Canada joined the small club of countries that have applied a feminist lens to some of their policies. For example, Sweden’s foreign policy has officially been feminist for the past three years. Now, Canada’s feminist foreign aid policy promises that ‘at least 80 per cent of Canada’s international assistance will target the advancement of gender equality and the empowerment of women and girls’ by 2021. The Overseas Development Institute’s Caroline Harper put the announcement into context, while critics asked important questions.

July to September

The middle of the year marked the beginning of the end for marry-your-rapist laws across North Africa and the Middle East. Morocco took steps in 2014, and now Tunisia, Lebanon and Jordan have followed and repealed or changed their laws. The gruesome practice has colonial roots and is still legal in many countries.

Sexual exploitation and abuse in UN peacekeeping missions continued to hit the headlines. Secretary-General Antonio Guterres made it a priority issue, establishing a high-level task force in his first week in office and releasing his Report on special measures for protection from sexual exploitation and abuse: a new approach. The report notes the important link between women’s participation in UN peacekeeping missions, and efforts to prevent and respond to sexual exploitation and abuse. This long assessment by Azad Essa exposes a lack of international will and explains why offenders have little to fear of prosecution. Similarly, Andrea Booth explores why sexual exploitation is still happening in the peacekeeping environment. Jeni Whalen’s report for the International Peace Institute recommends reforms for member states and the UN.

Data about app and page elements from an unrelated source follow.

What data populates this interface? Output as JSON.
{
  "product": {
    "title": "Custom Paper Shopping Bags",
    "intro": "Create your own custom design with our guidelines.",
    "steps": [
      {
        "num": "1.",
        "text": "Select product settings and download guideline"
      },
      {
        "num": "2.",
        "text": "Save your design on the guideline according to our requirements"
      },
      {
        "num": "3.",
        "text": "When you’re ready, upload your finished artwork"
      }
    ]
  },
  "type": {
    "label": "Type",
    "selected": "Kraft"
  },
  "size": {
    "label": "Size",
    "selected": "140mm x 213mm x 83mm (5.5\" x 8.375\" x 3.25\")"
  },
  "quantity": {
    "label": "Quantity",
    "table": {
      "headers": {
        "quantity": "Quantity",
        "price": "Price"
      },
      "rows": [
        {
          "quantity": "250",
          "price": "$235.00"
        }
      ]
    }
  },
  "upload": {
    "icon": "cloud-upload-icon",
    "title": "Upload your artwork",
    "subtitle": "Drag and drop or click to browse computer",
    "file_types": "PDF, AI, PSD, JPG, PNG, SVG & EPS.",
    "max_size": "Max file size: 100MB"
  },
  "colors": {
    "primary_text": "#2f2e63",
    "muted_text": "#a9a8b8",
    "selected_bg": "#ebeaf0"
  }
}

The Asia Foundation published The state of conflict and violence in Asia, which provides ‘a concise overview of the diversity and complexity of conflict and violence’ in 14 Asian countries. A major focus is gender-based violence and it also deals with domestic violence, terrorism, sectarian violence, and the plight of many religious minorities, while examining emerging patterns.

October to December

Global events showed that the use of rape as a weapon of war isn’t a relic of the past.  Reporting by the Associated Press and Human Rights Watch provided further strong evidence that Rohingya women in Myanmar have been subject to a methodical campaign of rape by Myanmar’s security forces. Life for Rohingya women in refugee camps in Bangladesh can offer solace but also new challenges.

Monash Gender, Peace & Security published its final report on gender perspectives and women’s roles in preventing violent extremism. The project started with a pilot in Indonesia that explored connections between women’s participation and leadership and their perceptions of violent extremism. Co-author Jacqui True summarised the project’s early findings and highlighted the importance of drawing on local women’s knowledge when developing strategies for countering and preventing violent extremism.

In the US, the bipartisan Women, Peace, and Security Act of 2017 became law. The legislation aims to increase the participation of women in negotiation and mediation. Council on Foreign Relations senior fellows Rachel Vogelstein and Jamille Bigio identify the three main facts about the act, note how it will allow increasing involvement of women in international security efforts, and analyse how it can advance American security strategies.

The Global Women, Peace and Security Index was launched near the end of 2017. Anu Mundkur and Laura Shepherd recently questioned whether the research actually serves as a WPS index. Report authors Jeni Klugman and Marianne Dahl responded.

In Australia, the outcomes of nationwide roundtables on WPS were published. The WPS Coalition created space for women to discuss what peace and security means to them and how that should influence the next edition of the country’s national action plan due in mid-2019.